Now it would appear that Larry "The Surfing Solon of Sacramento Sycophancy" Wilson is hardly alone in this. Which, given the massive amounts of corporate money behind the "new constitution" concept of citizen abdication, should come as no surprise. And you do know that there was an instance of this messy "direct democracy" thing happening here in Sierra Madre, right? It was called Measure V, and apparently was some sort of citizens' revolt against a small group of people who believed that they alone had the right to decide what our town should look like. And that you really shouldn't have expected to have much say in the matter. After all, weren't those elected to our City Council at the time just smarter and more aware than everybody else?
Well, OK. I guess I'm taking sarcasm beyond its acceptable limits with that one. A bunch of greedy local real estate hustlers and their select moneyed cronies is more like it. But, wouldn't you know that the same kind of Wilsonian (Larry, not Woodrow) animosity to "direct democracy" has shown up here on The Tattler? Check out this comment to Friday's post:
Here's the bad thing about Measure V. On the face of it, it's not the kind of thing I'd vote for because its structure is not the stuff of "good government." It's clearly a reactionary measure that gives radical control via public opinion. It serves its purpose for local residents under the circumstances, but I wonder if it is something that can withstand legal and political challenges in the long run. So it's a little scary.

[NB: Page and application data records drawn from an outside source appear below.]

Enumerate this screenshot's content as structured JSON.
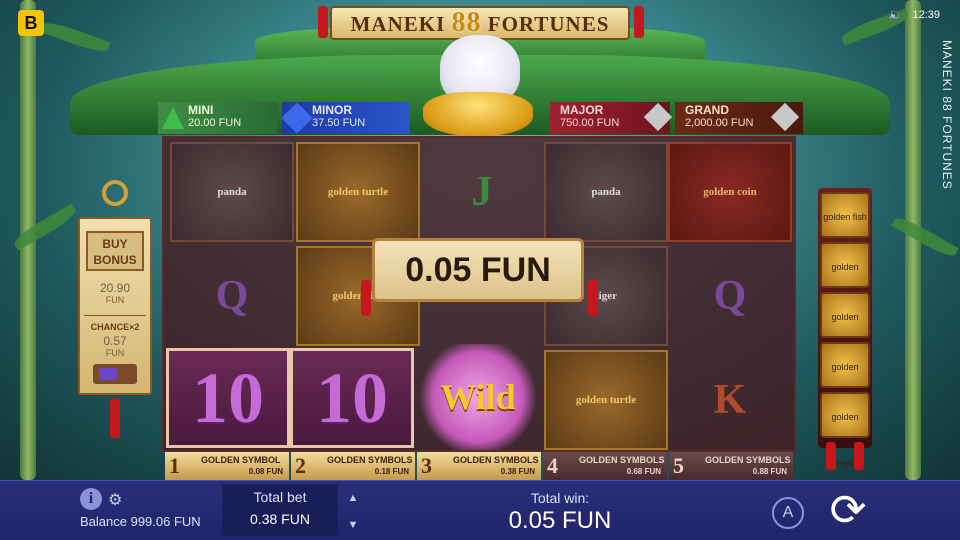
{
  "title": {
    "pre": "MANEKI ",
    "num": "88",
    "post": " FORTUNES"
  },
  "side_title": "MANEKI 88 FORTUNES",
  "status": {
    "time": "12:39",
    "sound_icon": "speaker-icon"
  },
  "brand": "B",
  "jackpots": [
    {
      "name": "MINI",
      "value": "20.00 FUN",
      "color": "#3fbf4a"
    },
    {
      "name": "MINOR",
      "value": "37.50 FUN",
      "color": "#3a6ae8"
    },
    {
      "name": "MAJOR",
      "value": "750.00 FUN",
      "color": "#c8c8c8"
    },
    {
      "name": "GRAND",
      "value": "2,000.00 FUN",
      "color": "#c8c8c8"
    }
  ],
  "win_popup": "0.05 FUN",
  "reels": {
    "row1": [
      "panda",
      "golden turtle",
      "J",
      "panda",
      "golden coin"
    ],
    "row2": [
      "Q",
      "golden fish",
      "",
      "tiger",
      "Q"
    ],
    "row3": [
      "10",
      "10",
      "Wild",
      "golden turtle",
      "K"
    ]
  },
  "collect_bar": [
    {
      "n": "1",
      "label": "GOLDEN SYMBOL",
      "value": "0.08 FUN"
    },
    {
      "n": "2",
      "label": "GOLDEN SYMBOLS",
      "value": "0.18 FUN"
    },
    {
      "n": "3",
      "label": "GOLDEN SYMBOLS",
      "value": "0.38 FUN"
    },
    {
      "n": "4",
      "label": "GOLDEN SYMBOLS",
      "value": "0.68 FUN"
    },
    {
      "n": "5",
      "label": "GOLDEN SYMBOLS",
      "value": "0.88 FUN"
    }
  ],
  "buy_bonus": {
    "label": "BUY BONUS",
    "price": "20.90",
    "unit": "FUN",
    "chance_label": "CHANCE×2",
    "chance_value": "0.57",
    "chance_unit": "FUN"
  },
  "rail_symbols": [
    "golden fish",
    "golden turtle",
    "golden phoenix",
    "golden tiger",
    "golden dragon"
  ],
  "bottom": {
    "balance": "Balance 999.06 FUN",
    "total_bet_label": "Total bet",
    "total_bet_value": "0.38 FUN",
    "total_win_label": "Total win:",
    "total_win_value": "0.05 FUN",
    "auto_label": "A"
  }
}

Sierra Madre needs to craft some governmental structures as part of its public policy that works to achieve the results that the residents want to keep future development in scale and character with the community. Unfortunately the way things stand now with general Plan revisions, the State would ramrod overdevelopment into the plan. Probably best to wait this one out until sanity is restored in Sacramento.
Hmm, so many targets, so little time. First of all, to refer to something as both reactionary and radical at the same time does seem to be a bit of a semantic challenge. Kind of like calling somebody a "rightwing leftwinger." But since when has citizens taking control of a situation and using the vote to redress an understandable problem with a faithless government become a form of political extremism? To me this is what being an American is all about. Fearlessly standing up to bad government and using the vote to redress grievances is at the very heart of the ideals this country was founded upon. In the case of Measure V the problem was that there was no "good government," and the people of this town did their civic duty and remedied the problem. And we should never want to lose that option should the need arise again.

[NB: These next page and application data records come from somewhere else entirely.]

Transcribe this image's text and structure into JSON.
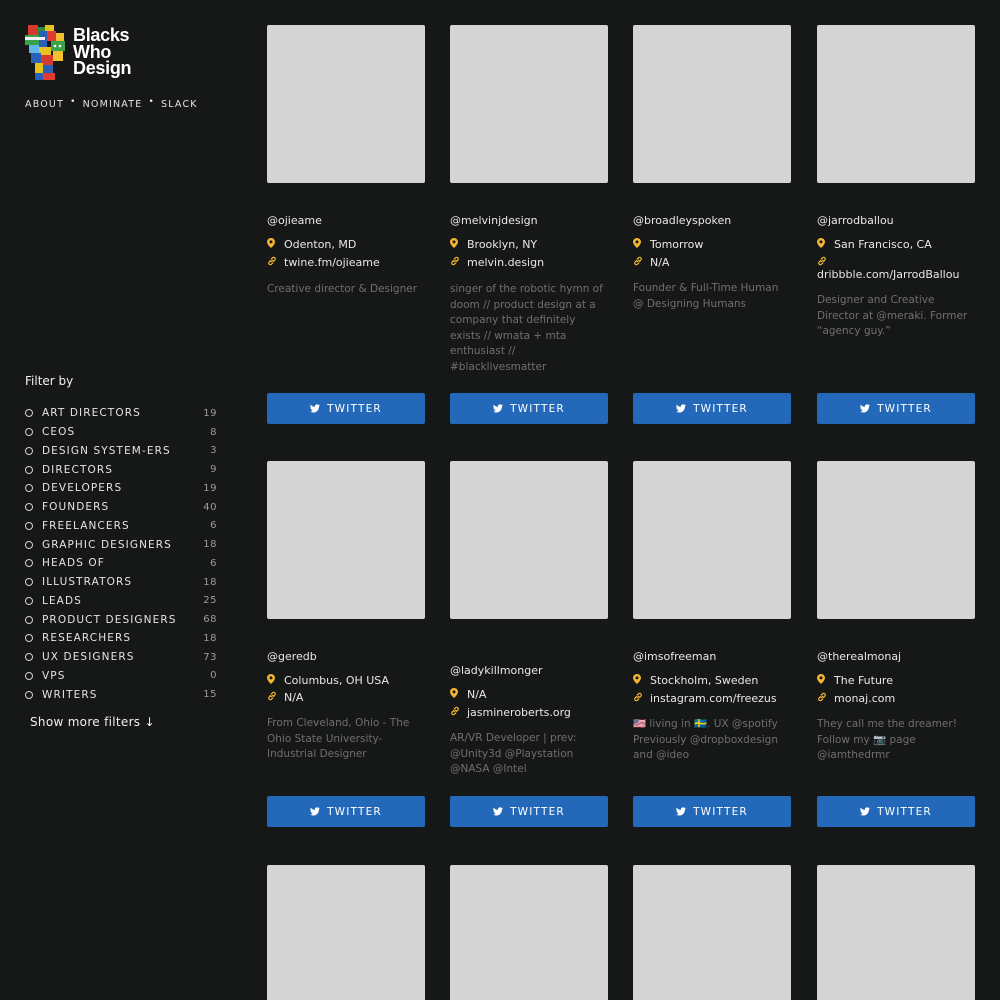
{
  "brand": {
    "line1": "Blacks",
    "line2": "Who",
    "line3": "Design"
  },
  "nav": [
    {
      "label": "ABOUT"
    },
    {
      "label": "NOMINATE"
    },
    {
      "label": "SLACK"
    }
  ],
  "nav_separator": "•",
  "filter": {
    "title": "Filter by",
    "items": [
      {
        "label": "ART DIRECTORS",
        "count": "19"
      },
      {
        "label": "CEOS",
        "count": "8"
      },
      {
        "label": "DESIGN SYSTEM-ERS",
        "count": "3"
      },
      {
        "label": "DIRECTORS",
        "count": "9"
      },
      {
        "label": "DEVELOPERS",
        "count": "19"
      },
      {
        "label": "FOUNDERS",
        "count": "40"
      },
      {
        "label": "FREELANCERS",
        "count": "6"
      },
      {
        "label": "GRAPHIC DESIGNERS",
        "count": "18"
      },
      {
        "label": "HEADS OF",
        "count": "6"
      },
      {
        "label": "ILLUSTRATORS",
        "count": "18"
      },
      {
        "label": "LEADS",
        "count": "25"
      },
      {
        "label": "PRODUCT DESIGNERS",
        "count": "68"
      },
      {
        "label": "RESEARCHERS",
        "count": "18"
      },
      {
        "label": "UX DESIGNERS",
        "count": "73"
      },
      {
        "label": "VPS",
        "count": "0"
      },
      {
        "label": "WRITERS",
        "count": "15"
      }
    ],
    "show_more": "Show more filters ↓"
  },
  "button_label": "TWITTER",
  "colors": {
    "accent": "#2469b9",
    "icon": "#f2b632",
    "background": "#161717",
    "photo": "#d4d4d4"
  },
  "cards": [
    {
      "handle": "@ojieame",
      "location": "Odenton, MD",
      "link": "twine.fm/ojieame",
      "bio": "Creative director & Designer"
    },
    {
      "handle": "@melvinjdesign",
      "location": "Brooklyn, NY",
      "link": "melvin.design",
      "bio": "singer of the robotic hymn of doom // product design at a company that definitely exists // wmata + mta enthusiast // #blacklivesmatter"
    },
    {
      "handle": "@broadleyspoken",
      "location": "Tomorrow",
      "link": "N/A",
      "bio": "Founder & Full-Time Human @ Designing Humans"
    },
    {
      "handle": "@jarrodballou",
      "location": "San Francisco, CA",
      "link": "dribbble.com/JarrodBallou",
      "bio": "Designer and Creative Director at @meraki. Former “agency guy.”"
    },
    {
      "handle": "@geredb",
      "location": "Columbus, OH USA",
      "link": "N/A",
      "bio": "From Cleveland, Ohio - The Ohio State University- Industrial Designer"
    },
    {
      "handle": "@ladykillmonger",
      "location": "N/A",
      "link": "jasmineroberts.org",
      "bio": "AR/VR Developer | prev: @Unity3d @Playstation @NASA @Intel"
    },
    {
      "handle": "@imsofreeman",
      "location": "Stockholm, Sweden",
      "link": "instagram.com/freezus",
      "bio": "🇺🇸 living in 🇸🇪. UX @spotify Previously @dropboxdesign and @ideo"
    },
    {
      "handle": "@therealmonaj",
      "location": "The Future",
      "link": "monaj.com",
      "bio": "They call me the dreamer! Follow my 📷 page @iamthedrmr"
    },
    {
      "handle": "",
      "location": "",
      "link": "",
      "bio": ""
    },
    {
      "handle": "",
      "location": "",
      "link": "",
      "bio": ""
    },
    {
      "handle": "",
      "location": "",
      "link": "",
      "bio": ""
    },
    {
      "handle": "",
      "location": "",
      "link": "",
      "bio": ""
    }
  ]
}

And then there is the inevitable scare tactic. And my guess is the author of this Wilsonian (Larry, not Woodrow) statement is chafed because we haven't hired any consultants to work on our new General Plan. You know, where citizen government is apparently rearing its problematic head once again? And what is this threat? "Unfortunately, the State would ramrod overdevelopment into the plan."
I don't know where this dude has been napping or what, but the State is going to attempt to "ramrod overdevelopment into the plan" no matter what we do. The law, SB 375, has already been enacted, and people like "Sacramento Joe" Mosca and the rest of the SCAGgies are hard at work making sure those very things come to pass. To say that shelling out $300,000 for a consultant would somehow stop that process is absurd. Let's face it, all a consultant would be likely to do is recommend that we become compliant with Sacramento's development control. That is, roll over, stick our legs and paws into the air, and surrender any rights to controlling development in our town to the central planning apparatus up north.
Which, if I'm not mistaken, is exactly what the author of the above remarks is advocating here.